Clinical trials are the core of the process of testing through which new drugs (and other treatments such as vaccines) go in order to demonstrate their safety and effectiveness to regulators. They are the parts of the testing process that involve administering a drug (or other treatment) to humans. Clinical trials are conducted by the developers of a drug and the data is passed on to regulators.
Clinical trials are a long and complex process that needs to determine not only how safe a drug is, but also how effective it is. It not only important that a drug be approved, but what it is approved for. Regulators restrict the marketing of a drug, and in particular the labelling - the information a pharmaceutical company may distribute about the usage of a drug.
Labelling matters because a drug may be approved only for certain variants of a disease, or for certain types of patients. Some drugs are approved as treatments for more than one disease or condition. The wider the approval, the bigger the market that the drug may be promoted to. Regulators may also require that drugs carry certain warnings.
The labelling does not directly restrict how doctor may prescribe a drug, but it does limit how a pharmaceutical company markets the drug, and marketing to prescribers is obviously a crucial (and expensive) part of selling a drug.
Clinical trials are carried out in three phases. The amount of information gathered and the number of people participating grows at each stage.
This precedes clinical testing and involves laboratory and animal testing of a drug. Pre-clinical trials need to provide enough information on safety to allow regulators to decide whether to permit clinical trials - whether the drug is safe enough to try on people.
These are the first trials with human beings. They typically involve a comparatively small number of people (a few tens of people) and are completed in a few months. The main purpose of phase I trials is to establish that a drug is safe enough to more on to phase II trials and to establish safe dosages. About 70% of drugs pass this phase.
Phase II trials involve more people, typically hundreds of people, and usually take longer (at least a few months, sometimes a year or two). The emphasis shifts from purely safety to looking for evidence of effectiveness, although safety continues to be studied.
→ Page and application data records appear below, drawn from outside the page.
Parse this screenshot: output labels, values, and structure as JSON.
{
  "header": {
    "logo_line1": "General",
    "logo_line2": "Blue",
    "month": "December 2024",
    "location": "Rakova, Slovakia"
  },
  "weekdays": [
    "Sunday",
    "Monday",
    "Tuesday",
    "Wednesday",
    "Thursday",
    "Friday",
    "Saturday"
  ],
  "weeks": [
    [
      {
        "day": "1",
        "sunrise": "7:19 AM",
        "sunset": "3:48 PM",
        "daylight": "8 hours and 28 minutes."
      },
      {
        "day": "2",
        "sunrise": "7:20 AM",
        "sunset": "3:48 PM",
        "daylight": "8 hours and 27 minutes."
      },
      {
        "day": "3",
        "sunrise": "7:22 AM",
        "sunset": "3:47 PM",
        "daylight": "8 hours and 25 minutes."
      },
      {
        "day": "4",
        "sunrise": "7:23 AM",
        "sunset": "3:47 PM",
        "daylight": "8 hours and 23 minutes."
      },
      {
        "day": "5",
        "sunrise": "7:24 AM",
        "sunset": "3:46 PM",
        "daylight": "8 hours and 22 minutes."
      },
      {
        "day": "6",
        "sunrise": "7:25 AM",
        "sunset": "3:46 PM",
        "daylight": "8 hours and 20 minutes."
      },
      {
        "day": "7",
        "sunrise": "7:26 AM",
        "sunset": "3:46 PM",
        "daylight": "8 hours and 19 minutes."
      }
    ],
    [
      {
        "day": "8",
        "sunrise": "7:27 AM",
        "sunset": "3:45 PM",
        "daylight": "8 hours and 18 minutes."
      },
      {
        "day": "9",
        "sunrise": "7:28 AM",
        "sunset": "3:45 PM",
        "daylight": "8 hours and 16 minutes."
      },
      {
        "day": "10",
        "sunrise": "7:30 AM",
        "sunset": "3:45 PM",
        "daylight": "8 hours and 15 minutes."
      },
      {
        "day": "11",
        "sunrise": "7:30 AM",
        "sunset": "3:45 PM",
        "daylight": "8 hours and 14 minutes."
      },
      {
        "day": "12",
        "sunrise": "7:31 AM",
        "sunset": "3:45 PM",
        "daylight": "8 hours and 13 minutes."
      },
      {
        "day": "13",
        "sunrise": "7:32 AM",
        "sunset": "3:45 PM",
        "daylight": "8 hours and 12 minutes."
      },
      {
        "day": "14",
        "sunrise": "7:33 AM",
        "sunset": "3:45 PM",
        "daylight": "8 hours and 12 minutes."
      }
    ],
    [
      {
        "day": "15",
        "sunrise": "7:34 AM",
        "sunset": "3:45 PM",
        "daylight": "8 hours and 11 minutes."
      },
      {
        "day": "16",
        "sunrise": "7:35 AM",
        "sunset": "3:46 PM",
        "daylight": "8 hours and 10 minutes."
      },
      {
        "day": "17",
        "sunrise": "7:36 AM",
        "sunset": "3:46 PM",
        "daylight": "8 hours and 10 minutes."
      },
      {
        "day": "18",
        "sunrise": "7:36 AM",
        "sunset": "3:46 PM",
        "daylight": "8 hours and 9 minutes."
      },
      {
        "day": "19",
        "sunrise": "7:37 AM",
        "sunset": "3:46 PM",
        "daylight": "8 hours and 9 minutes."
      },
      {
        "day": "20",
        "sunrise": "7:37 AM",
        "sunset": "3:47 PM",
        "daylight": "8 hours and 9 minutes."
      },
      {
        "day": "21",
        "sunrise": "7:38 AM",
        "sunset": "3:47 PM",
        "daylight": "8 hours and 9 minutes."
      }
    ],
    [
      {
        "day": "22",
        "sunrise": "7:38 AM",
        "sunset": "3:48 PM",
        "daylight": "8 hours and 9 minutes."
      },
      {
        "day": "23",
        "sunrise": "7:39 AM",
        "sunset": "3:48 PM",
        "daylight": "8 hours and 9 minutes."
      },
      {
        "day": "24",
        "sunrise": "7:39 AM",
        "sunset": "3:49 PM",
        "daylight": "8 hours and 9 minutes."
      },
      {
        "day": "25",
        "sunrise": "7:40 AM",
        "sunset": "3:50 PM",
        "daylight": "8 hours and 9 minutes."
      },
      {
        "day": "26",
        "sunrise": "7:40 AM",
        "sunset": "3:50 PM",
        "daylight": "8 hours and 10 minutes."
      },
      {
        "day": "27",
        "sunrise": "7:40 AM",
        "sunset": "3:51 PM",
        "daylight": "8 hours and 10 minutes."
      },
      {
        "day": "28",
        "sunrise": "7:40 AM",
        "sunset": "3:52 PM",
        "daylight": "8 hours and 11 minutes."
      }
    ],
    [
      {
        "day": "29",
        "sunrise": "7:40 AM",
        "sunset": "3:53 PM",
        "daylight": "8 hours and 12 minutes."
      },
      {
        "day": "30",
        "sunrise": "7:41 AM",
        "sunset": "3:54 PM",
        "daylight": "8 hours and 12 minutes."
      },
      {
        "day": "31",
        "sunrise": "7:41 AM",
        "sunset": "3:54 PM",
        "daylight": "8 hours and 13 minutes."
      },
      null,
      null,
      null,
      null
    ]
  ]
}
If no new safety issues emerge and the treatment appears effective in a significant proportion of patients then the drug can move to the next stage. About half the drugs that go into Phase II trials fail; only a third of the drugs that enter clinical testing will make it past this phase to go into Phase III.
Phase III trials involve hundreds or thousands of people and take at least a year, often several years. A phase III trial studies all aspects of safety, effectiveness and dosage. A control group of patients on standard medication (or none) is used to provide a yardstick for comparisons. This phase of clinical trials is clearly expensive but the majority of drugs that phase II also pass phase III. A drug entering Phase I typically has around a quarter to a third chance of making to to the end of Phase III.
Once a drug has passed through clinical trials it will take at least a few months (or even years), before it receives approval and can be marketed. About 20% of drugs that enter Phase I trials will eventually be marketed. After reaching the market the drug continues to be monitored for problems and risk of problems that could prompt withdrawal or narrowing of approval always remains, but slowly diminishes.